CLEMSON — Amanda Hobbs, an industrial engineering student at Clemson University, received the Lewis Blackman Patient Safety Champions Student Award at the annual Transforming Health Symposium put on by the South Carolina Hospital Association.

Amanda Hobbs

Amanda Hobbs

“This year’s recipients have championed the cause of patient safety at all levels of the South Carolina health-care system through leadership, innovation, execution and tireless advocacy,” said Thornton Kirby, Hospital Association president and CEO. “Their work and dedication are reflections of the great work that is being done in our state.”

Hobbs, of Fort Myers, Fla., became interested  in health-care improvement in her childhood when a congenital abnormality was initially misdiagnosed by several physicians. She joined the Institute for Healthcare Improvement Open School Clemson chapter as a freshman and began to explore the health-care quality and patient-safety movement.

She will present her first paper, “Including Patients and Families on Health Care Teams: A Literature Review,” at the 2014 Industrial and Systems Engineering Research Conference in Montreal this summer.

Sponsored by the Hospital Association, BlueCross BlueShield of South Carolina, Health Sciences South Carolina, Mothers Against Medical Errors (MAME) and PHT Services Ltd., the Lewis Blackman Patient Safety Champion Awards are named in honor of Lewis Wardlaw Blackman, a Columbia boy whose life was cut short in 2000 as the result of potentially preventable medical complications after an elective surgical procedure.

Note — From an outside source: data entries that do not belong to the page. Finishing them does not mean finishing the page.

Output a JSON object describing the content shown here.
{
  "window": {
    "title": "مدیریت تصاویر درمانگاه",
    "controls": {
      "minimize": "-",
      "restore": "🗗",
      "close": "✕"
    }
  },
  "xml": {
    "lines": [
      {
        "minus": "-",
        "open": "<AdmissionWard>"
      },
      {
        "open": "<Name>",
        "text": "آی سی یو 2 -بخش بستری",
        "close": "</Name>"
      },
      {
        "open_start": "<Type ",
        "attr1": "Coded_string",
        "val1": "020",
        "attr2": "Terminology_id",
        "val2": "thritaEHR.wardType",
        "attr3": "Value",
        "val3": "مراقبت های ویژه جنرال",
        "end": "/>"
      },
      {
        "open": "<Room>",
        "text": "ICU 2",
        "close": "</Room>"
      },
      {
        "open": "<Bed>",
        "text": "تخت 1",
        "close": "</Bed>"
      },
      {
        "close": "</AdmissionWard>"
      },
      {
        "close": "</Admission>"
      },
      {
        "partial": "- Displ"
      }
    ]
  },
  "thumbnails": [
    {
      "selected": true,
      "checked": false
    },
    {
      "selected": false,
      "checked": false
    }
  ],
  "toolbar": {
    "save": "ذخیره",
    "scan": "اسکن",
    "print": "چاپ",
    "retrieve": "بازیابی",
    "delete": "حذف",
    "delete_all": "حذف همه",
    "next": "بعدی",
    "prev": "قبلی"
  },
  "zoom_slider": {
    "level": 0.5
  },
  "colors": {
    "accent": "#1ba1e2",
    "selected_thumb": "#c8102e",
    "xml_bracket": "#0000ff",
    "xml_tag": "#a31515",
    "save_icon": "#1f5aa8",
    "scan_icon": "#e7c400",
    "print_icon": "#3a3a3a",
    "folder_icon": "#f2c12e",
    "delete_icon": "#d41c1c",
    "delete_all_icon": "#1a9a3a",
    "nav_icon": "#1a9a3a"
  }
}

The Student Award was established in 2008 and is awarded to a student who demonstrates notable leadership, commitment and innovation in the areas of quality improvement and patient safety.

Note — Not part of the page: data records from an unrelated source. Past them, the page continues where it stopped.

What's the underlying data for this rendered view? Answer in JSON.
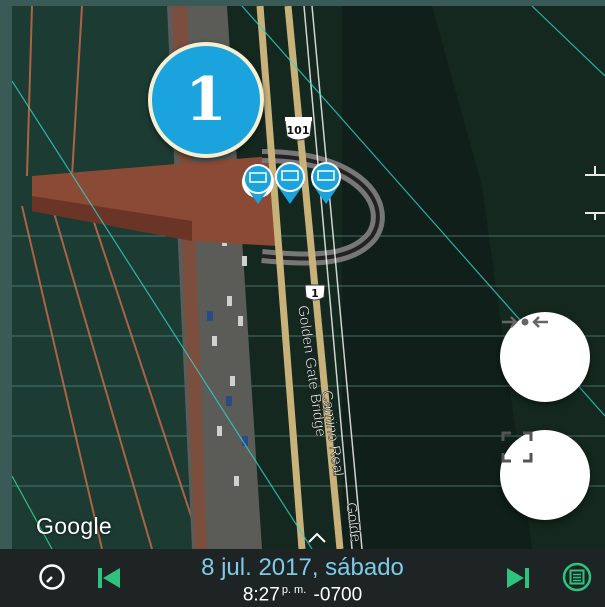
{
  "map": {
    "marker_number": "1",
    "attribution": "Google",
    "road_labels": {
      "golden_gate": "Golden Gate Bridge",
      "camino_real": "Camino Real",
      "golde": "Golde",
      "shield_101": "101",
      "shield_1": "1"
    }
  },
  "controls": {
    "collapse_icon": "arrows-collapse-icon",
    "fullscreen_icon": "fullscreen-icon"
  },
  "bottom_bar": {
    "date": "8 jul. 2017, sábado",
    "time": "8:27",
    "ampm": "p. m.",
    "tz": "-0700"
  },
  "colors": {
    "accent_green": "#2ec27e",
    "date_blue": "#7ccbe8",
    "badge_blue": "#1aa3dc"
  }
}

The South Carolina Hospital Association, founded 1921, is the leadership organization and principal advocate for the state’s hospitals and health-care systems.

— Blake Bachara, Class of 2014